Task to carry out →
Using the listing below, copy every line that mentions "when".

The records →
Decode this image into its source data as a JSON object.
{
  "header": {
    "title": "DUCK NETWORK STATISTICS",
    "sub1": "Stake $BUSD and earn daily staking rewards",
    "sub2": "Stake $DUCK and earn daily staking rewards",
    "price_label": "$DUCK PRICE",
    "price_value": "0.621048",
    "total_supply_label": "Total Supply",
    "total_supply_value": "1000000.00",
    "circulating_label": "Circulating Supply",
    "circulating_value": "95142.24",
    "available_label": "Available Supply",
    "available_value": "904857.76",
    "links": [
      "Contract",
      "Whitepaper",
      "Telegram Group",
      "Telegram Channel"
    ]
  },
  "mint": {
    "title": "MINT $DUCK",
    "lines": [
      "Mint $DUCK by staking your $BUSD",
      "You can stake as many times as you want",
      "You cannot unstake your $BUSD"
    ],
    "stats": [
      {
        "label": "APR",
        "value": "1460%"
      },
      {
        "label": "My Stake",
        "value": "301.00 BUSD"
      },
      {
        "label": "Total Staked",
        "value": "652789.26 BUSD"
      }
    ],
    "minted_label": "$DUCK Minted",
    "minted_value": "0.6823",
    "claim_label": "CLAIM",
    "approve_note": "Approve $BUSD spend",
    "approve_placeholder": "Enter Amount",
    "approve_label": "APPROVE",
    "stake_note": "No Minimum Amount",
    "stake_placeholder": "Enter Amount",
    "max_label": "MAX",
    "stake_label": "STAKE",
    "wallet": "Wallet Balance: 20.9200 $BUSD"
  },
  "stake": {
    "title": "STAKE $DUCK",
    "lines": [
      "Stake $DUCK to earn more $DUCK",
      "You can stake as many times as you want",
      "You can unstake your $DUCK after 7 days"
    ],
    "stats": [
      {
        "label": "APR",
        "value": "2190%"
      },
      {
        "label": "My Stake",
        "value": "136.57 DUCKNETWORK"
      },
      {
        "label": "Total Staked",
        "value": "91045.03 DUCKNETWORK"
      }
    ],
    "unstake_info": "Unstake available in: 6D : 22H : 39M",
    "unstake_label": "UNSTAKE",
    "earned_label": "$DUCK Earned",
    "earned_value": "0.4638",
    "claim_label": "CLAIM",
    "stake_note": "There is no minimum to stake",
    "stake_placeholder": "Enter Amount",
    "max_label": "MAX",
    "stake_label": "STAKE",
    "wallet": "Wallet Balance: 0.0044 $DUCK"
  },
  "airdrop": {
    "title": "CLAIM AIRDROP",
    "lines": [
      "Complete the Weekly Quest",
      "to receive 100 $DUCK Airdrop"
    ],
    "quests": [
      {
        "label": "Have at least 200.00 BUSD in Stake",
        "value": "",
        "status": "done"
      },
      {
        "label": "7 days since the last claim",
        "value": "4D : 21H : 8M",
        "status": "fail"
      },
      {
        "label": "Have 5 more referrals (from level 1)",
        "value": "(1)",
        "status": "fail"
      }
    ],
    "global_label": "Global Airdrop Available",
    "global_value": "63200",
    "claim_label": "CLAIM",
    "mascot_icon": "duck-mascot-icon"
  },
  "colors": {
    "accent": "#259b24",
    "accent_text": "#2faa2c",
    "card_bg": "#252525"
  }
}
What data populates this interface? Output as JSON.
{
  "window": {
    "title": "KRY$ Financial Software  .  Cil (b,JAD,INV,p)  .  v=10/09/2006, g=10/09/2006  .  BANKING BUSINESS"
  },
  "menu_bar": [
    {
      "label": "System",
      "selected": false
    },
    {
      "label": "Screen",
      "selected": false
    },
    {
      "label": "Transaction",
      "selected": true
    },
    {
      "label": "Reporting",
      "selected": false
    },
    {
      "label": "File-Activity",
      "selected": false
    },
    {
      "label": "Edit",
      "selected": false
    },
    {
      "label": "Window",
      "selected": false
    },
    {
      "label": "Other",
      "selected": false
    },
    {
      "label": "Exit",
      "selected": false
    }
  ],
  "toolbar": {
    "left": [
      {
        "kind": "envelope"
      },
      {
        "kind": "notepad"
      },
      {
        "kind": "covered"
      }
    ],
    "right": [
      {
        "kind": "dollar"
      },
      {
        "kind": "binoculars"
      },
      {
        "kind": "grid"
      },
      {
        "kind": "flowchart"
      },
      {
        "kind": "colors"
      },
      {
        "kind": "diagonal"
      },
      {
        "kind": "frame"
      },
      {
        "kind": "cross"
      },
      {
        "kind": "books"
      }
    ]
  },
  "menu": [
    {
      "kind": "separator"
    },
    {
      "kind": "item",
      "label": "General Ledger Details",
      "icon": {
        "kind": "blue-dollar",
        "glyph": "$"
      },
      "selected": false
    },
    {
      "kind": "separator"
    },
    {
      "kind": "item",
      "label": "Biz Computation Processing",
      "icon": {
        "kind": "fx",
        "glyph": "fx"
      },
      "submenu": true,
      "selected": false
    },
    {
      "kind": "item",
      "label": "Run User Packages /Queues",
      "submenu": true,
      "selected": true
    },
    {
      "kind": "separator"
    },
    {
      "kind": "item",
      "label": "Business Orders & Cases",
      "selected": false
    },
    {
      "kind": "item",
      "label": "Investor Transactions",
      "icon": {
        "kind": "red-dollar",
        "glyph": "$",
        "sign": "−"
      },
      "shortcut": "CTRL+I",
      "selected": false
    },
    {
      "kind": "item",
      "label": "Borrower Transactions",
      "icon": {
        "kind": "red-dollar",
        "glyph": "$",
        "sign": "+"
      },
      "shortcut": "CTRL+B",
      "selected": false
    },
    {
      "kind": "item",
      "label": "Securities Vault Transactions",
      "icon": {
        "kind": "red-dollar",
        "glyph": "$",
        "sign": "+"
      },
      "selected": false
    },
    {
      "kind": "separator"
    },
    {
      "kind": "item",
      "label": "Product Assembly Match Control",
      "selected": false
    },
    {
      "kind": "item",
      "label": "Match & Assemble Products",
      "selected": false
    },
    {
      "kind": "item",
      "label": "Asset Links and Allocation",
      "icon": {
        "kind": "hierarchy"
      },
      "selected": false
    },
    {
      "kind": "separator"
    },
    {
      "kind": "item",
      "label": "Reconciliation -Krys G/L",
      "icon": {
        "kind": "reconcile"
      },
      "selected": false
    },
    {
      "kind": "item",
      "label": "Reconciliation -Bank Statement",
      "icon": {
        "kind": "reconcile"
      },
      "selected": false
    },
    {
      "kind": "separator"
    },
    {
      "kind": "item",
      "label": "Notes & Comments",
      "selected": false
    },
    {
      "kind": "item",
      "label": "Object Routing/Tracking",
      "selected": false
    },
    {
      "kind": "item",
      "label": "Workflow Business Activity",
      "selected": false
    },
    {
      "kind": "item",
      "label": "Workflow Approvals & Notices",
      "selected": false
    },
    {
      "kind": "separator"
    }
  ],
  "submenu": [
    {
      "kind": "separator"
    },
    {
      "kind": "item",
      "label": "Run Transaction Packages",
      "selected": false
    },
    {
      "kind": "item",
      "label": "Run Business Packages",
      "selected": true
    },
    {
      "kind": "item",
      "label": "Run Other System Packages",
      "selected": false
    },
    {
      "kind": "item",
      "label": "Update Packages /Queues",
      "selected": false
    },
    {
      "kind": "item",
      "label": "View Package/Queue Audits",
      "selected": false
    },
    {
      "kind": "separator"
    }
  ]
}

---

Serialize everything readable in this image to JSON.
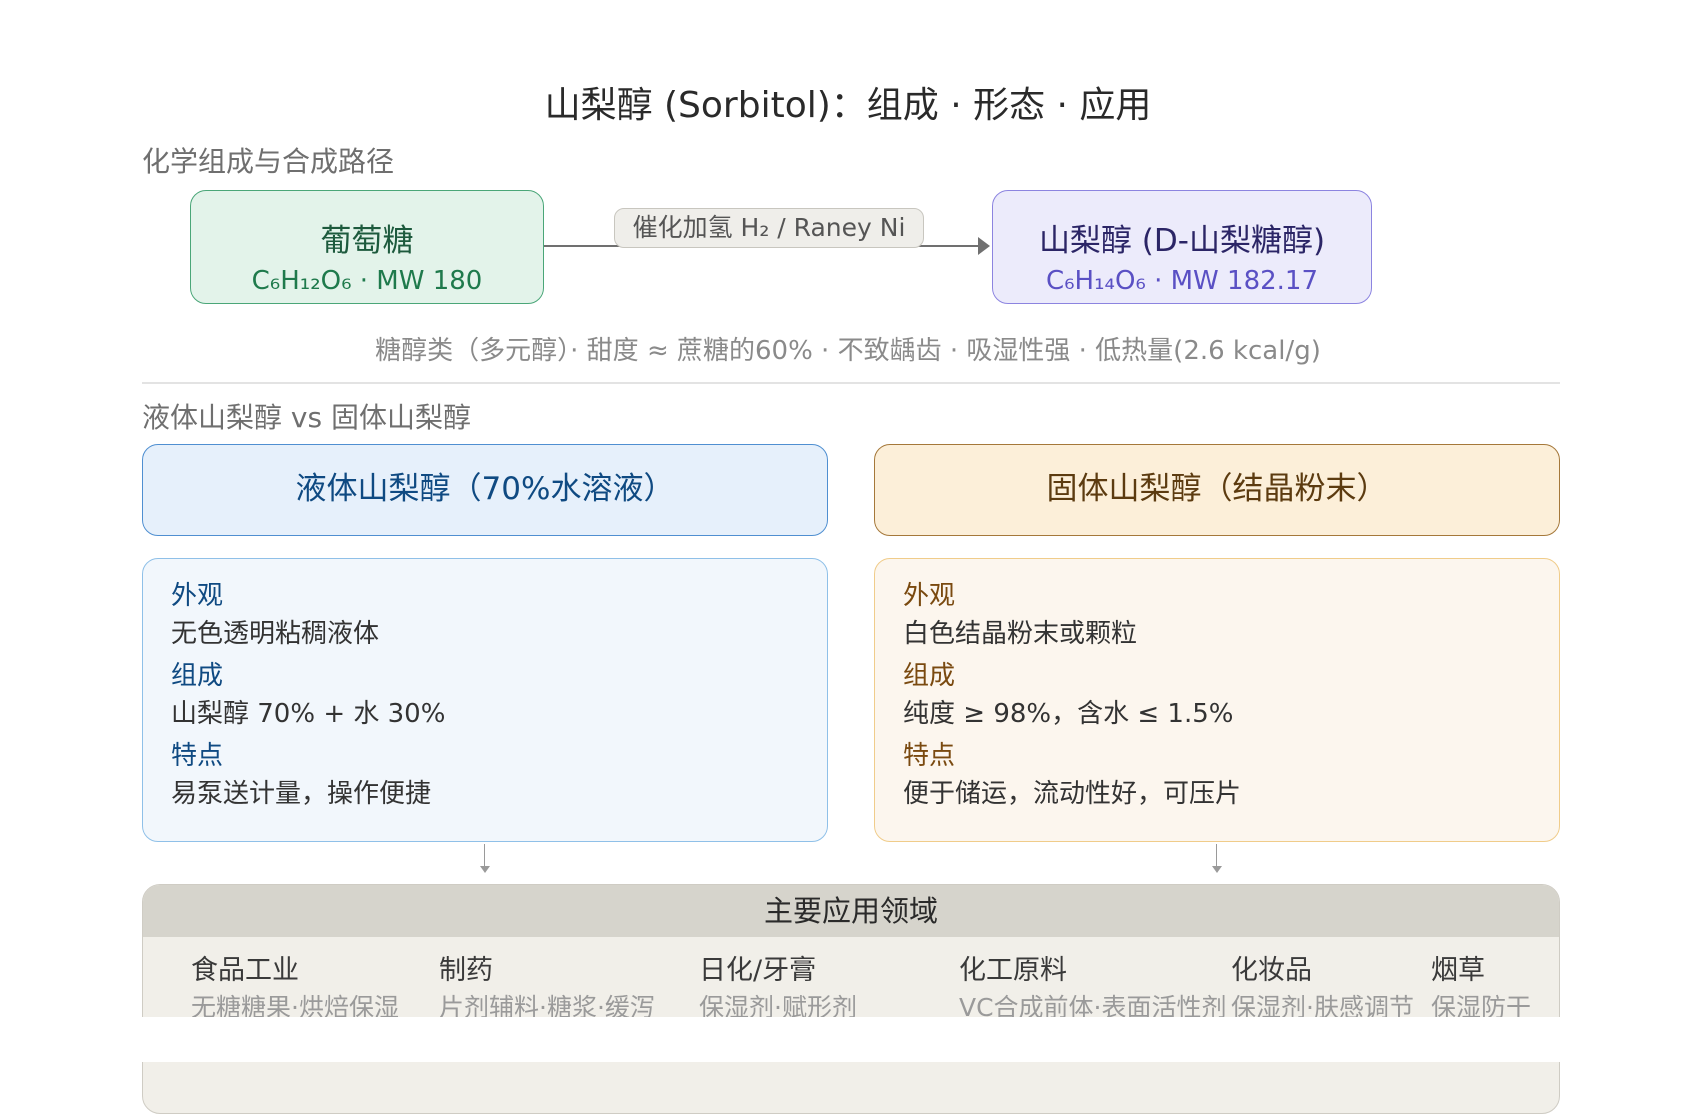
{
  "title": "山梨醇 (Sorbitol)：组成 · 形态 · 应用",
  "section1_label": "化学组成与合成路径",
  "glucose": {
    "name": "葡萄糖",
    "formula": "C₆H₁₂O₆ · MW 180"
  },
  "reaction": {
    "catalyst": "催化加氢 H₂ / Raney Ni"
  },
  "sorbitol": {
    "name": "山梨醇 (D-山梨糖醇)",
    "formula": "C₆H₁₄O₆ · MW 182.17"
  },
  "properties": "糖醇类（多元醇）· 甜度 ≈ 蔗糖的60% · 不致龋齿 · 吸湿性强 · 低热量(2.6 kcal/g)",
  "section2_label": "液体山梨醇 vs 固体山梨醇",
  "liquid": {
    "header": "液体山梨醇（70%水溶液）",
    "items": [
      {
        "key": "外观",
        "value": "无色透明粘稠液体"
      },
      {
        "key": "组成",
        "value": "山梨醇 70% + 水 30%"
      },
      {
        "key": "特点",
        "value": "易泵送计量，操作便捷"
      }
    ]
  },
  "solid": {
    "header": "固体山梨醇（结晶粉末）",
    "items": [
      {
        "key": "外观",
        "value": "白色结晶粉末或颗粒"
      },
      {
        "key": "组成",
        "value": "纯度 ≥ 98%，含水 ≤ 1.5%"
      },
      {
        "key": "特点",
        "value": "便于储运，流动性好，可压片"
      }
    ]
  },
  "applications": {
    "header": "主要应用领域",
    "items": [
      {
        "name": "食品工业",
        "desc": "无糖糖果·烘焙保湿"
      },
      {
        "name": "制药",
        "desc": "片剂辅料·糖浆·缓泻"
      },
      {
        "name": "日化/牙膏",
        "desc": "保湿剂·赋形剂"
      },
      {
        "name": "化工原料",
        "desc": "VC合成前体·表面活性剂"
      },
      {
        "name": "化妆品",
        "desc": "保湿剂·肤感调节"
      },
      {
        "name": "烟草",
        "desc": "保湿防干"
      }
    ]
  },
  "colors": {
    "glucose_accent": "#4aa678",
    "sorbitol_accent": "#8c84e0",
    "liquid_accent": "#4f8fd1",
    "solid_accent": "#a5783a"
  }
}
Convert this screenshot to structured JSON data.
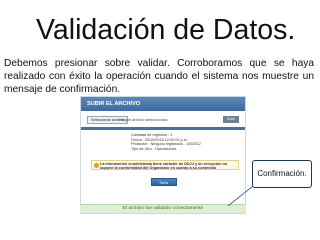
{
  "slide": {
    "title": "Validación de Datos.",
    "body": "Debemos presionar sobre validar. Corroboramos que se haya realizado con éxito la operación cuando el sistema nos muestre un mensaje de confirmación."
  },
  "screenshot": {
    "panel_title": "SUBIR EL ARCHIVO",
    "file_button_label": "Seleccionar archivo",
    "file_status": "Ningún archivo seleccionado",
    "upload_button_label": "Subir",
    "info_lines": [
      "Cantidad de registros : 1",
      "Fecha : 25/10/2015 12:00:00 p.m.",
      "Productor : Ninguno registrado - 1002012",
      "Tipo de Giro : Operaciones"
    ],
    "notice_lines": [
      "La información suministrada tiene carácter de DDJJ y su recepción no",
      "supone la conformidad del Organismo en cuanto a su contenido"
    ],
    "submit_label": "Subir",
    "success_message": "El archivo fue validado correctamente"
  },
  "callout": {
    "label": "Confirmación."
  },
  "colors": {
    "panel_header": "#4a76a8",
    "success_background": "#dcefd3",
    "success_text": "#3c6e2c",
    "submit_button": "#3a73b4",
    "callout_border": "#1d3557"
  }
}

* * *

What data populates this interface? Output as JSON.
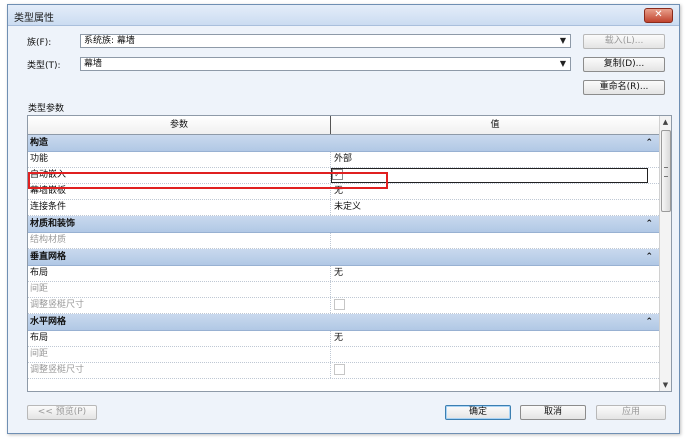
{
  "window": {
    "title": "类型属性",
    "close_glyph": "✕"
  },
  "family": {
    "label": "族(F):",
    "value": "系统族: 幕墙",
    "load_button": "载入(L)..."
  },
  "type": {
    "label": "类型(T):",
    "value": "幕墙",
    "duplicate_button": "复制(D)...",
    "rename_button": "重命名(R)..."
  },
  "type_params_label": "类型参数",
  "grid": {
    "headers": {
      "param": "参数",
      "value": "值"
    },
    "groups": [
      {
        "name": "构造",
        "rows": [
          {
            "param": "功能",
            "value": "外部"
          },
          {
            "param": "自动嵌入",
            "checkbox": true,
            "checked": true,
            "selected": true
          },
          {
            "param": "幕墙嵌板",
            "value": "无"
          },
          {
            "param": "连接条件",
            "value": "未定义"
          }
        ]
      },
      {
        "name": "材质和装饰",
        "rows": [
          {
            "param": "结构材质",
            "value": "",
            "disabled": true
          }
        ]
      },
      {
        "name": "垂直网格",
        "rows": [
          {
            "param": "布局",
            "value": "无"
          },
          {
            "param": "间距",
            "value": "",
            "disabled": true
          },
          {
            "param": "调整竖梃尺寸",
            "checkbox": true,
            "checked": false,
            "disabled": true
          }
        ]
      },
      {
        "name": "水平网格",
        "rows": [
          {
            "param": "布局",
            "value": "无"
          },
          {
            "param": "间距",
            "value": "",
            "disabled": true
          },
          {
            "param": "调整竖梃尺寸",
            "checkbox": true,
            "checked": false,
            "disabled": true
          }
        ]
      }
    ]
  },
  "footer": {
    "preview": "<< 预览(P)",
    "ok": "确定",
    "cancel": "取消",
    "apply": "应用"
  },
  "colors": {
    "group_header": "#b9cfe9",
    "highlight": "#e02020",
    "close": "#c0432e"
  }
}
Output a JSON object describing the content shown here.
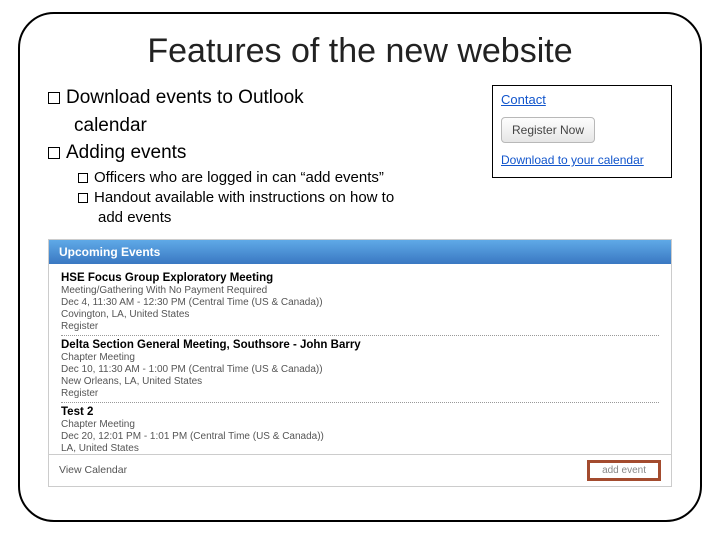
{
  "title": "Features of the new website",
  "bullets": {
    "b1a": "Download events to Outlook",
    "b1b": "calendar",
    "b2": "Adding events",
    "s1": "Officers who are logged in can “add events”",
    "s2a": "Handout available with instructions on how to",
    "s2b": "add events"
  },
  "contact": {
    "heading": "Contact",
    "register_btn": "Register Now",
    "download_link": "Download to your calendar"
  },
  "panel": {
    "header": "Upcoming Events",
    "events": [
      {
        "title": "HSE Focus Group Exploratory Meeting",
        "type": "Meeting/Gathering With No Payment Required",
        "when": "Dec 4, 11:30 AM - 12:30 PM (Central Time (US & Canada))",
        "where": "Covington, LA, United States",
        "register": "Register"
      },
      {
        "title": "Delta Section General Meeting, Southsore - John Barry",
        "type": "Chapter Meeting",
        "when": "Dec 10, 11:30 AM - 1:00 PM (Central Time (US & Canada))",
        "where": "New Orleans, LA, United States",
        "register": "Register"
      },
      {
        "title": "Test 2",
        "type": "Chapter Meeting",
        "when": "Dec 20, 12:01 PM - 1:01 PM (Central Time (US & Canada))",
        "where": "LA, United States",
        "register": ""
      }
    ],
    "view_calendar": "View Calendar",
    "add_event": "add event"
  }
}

Result for this task →
        "when": "Dec 4, 11:30 AM - 12:30 PM (Central Time (US & Canada))",
        "when": "Dec 10, 11:30 AM - 1:00 PM (Central Time (US & Canada))",
        "when": "Dec 20, 12:01 PM - 1:01 PM (Central Time (US & Canada))",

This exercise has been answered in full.